Timeline of the King of England
As we all know that the United Kingdom is a constitutional monarchy. The country’s head of state is the reigning monarch or queen. The prime minister and the cabinet have all political authority, and the king must follow their recommendations. But decades ago it was totally different.
The history of the British royal family demonstrates their reign with tremendous power, great responsibility, and of course a lot of laws. While the Crown’s function in modern culture is primarily symbolic, relics of customs passed down over the monarchy’s thousand-year rule serve as powerful reminders of the past.
Who Was the Very First King of England?
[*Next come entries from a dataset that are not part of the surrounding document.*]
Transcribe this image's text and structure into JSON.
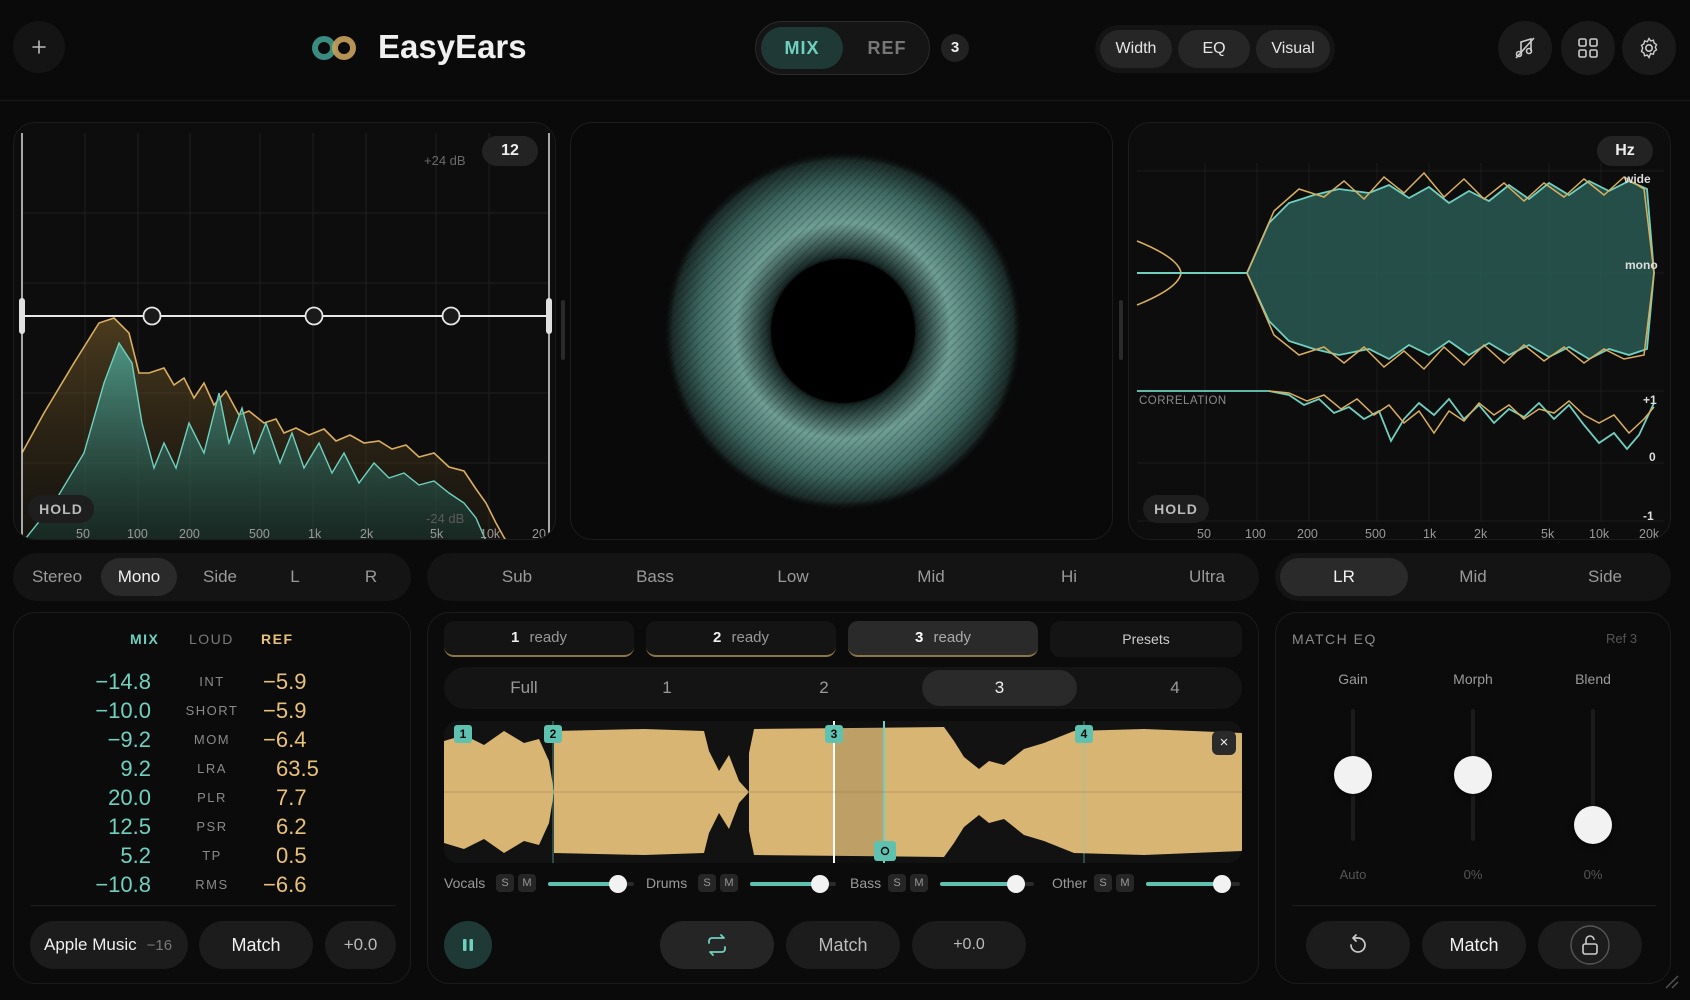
{
  "app": {
    "title": "EasyEars"
  },
  "header": {
    "mix_label": "MIX",
    "ref_label": "REF",
    "ref_count": "3",
    "view_tabs": [
      "Width",
      "EQ",
      "Visual"
    ]
  },
  "spectrum": {
    "resolution": "12",
    "db_top": "+24 dB",
    "db_bottom": "-24 dB",
    "hold_label": "HOLD",
    "freq_ticks": [
      "50",
      "100",
      "200",
      "500",
      "1k",
      "2k",
      "5k",
      "10k",
      "20"
    ]
  },
  "width_panel": {
    "unit_label": "Hz",
    "wide_label": "wide",
    "mono_label": "mono",
    "correlation_label": "CORRELATION",
    "corr_plus": "+1",
    "corr_zero": "0",
    "corr_minus": "-1",
    "hold_label": "HOLD",
    "freq_ticks": [
      "50",
      "100",
      "200",
      "500",
      "1k",
      "2k",
      "5k",
      "10k",
      "20k"
    ]
  },
  "channel_tabs": [
    "Stereo",
    "Mono",
    "Side",
    "L",
    "R"
  ],
  "band_tabs": [
    "Sub",
    "Bass",
    "Low",
    "Mid",
    "Hi",
    "Ultra"
  ],
  "mode_tabs": [
    "LR",
    "Mid",
    "Side"
  ],
  "loudness": {
    "col_mix": "MIX",
    "col_loud": "LOUD",
    "col_ref": "REF",
    "rows": [
      {
        "mix": "−14.8",
        "label": "INT",
        "ref": "−5.9"
      },
      {
        "mix": "−10.0",
        "label": "SHORT",
        "ref": "−5.9"
      },
      {
        "mix": "−9.2",
        "label": "MOM",
        "ref": "−6.4"
      },
      {
        "mix": "9.2",
        "label": "LRA",
        "ref": "63.5"
      },
      {
        "mix": "20.0",
        "label": "PLR",
        "ref": "7.7"
      },
      {
        "mix": "12.5",
        "label": "PSR",
        "ref": "6.2"
      },
      {
        "mix": "5.2",
        "label": "TP",
        "ref": "0.5"
      },
      {
        "mix": "−10.8",
        "label": "RMS",
        "ref": "−6.6"
      }
    ],
    "target_name": "Apple Music",
    "target_value": "−16",
    "match_label": "Match",
    "offset_label": "+0.0"
  },
  "refs": {
    "slots": [
      {
        "num": "1",
        "status": "ready"
      },
      {
        "num": "2",
        "status": "ready"
      },
      {
        "num": "3",
        "status": "ready"
      }
    ],
    "presets_label": "Presets",
    "sections": [
      "Full",
      "1",
      "2",
      "3",
      "4"
    ],
    "markers": [
      "1",
      "2",
      "3",
      "4"
    ],
    "close_label": "×",
    "stems": [
      {
        "name": "Vocals",
        "s": "S",
        "m": "M",
        "level": 0.8
      },
      {
        "name": "Drums",
        "s": "S",
        "m": "M",
        "level": 0.8
      },
      {
        "name": "Bass",
        "s": "S",
        "m": "M",
        "level": 0.8
      },
      {
        "name": "Other",
        "s": "S",
        "m": "M",
        "level": 0.8
      }
    ],
    "match_label": "Match",
    "offset_label": "+0.0"
  },
  "match_eq": {
    "title": "MATCH EQ",
    "ref_label": "Ref 3",
    "sliders": [
      {
        "name": "Gain",
        "value": "Auto",
        "level": 0.5
      },
      {
        "name": "Morph",
        "value": "0%",
        "level": 0.5
      },
      {
        "name": "Blend",
        "value": "0%",
        "level": 0.12
      }
    ],
    "match_label": "Match"
  },
  "colors": {
    "mix": "#6fd0bf",
    "ref": "#e8c17a",
    "bg": "#0a0a0a"
  }
}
- A. Athelstan
- B. Edmund I
- C. Eadwig
- D. None of the Above
Athelstan (895-939 AD), was the first West Saxon monarch (first English monarch) to hold effective authority over all of England. He was the grandson of Alfred the Great and Queen Elizabeth II’s 30th great-granduncle, was the first king of Britain. When his father, Edward the Elder, died in 924, Athelstan was elected king of Wessex and Mercia, where he had been raised by his aunt, Aethelflaed, Lady of the Mercians.
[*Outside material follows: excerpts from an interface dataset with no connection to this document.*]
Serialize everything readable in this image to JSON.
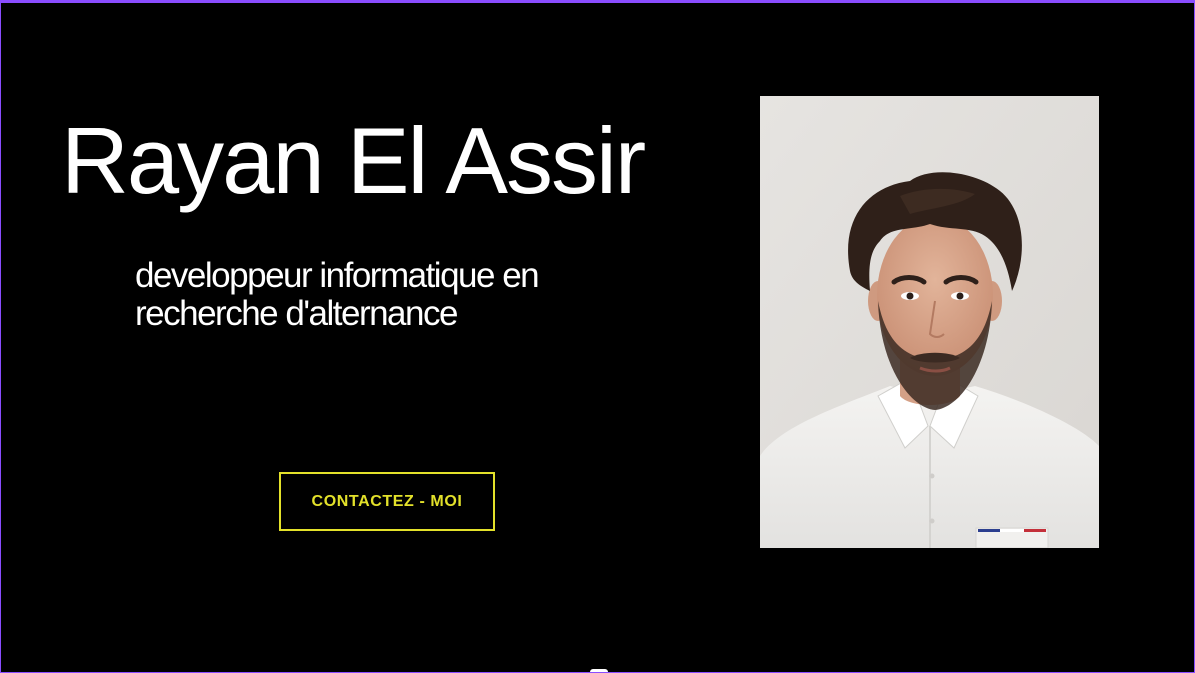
{
  "hero": {
    "name": "Rayan El Assir",
    "tagline": "developpeur informatique en recherche d'alternance",
    "contact_button": "CONTACTEZ - MOI"
  },
  "profile_photo": {
    "alt": "Rayan El Assir"
  },
  "colors": {
    "background": "#000000",
    "text": "#ffffff",
    "accent": "#e3e12a",
    "frame_border": "#8a4dff"
  }
}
On September 4, 925, he was crowned king of the entire kingdom at Kingston and proceeded to set boundaries and govern firmly. In 927, he seized the Viking kingdom of York. When Constantine of the Scots, Owain of Strathclyde, and Olaf Guthfrithson, pretender of the kingdom of York, joined forces and invaded England in 937, his rule was severely tested. From 925 to 939 AD, the Anglo-Saxon king defeated the last Viking invaders and consolidated Britain.
Athelstan, son of Edward the Elder, expanded his kingdom’s borders in the Battle of Brunanburh in 937. Athelstan beat a united army of Scots, Celts, Danes, and Vikings in what is considered to be one of the deadliest battles ever fought on British soil, gaining the title of King of all Britain. For the first time, different Anglo-Saxon kingdoms were brought together to form a single, undivided England during the war. Athelstan was buried in Malmesbury, Wiltshire.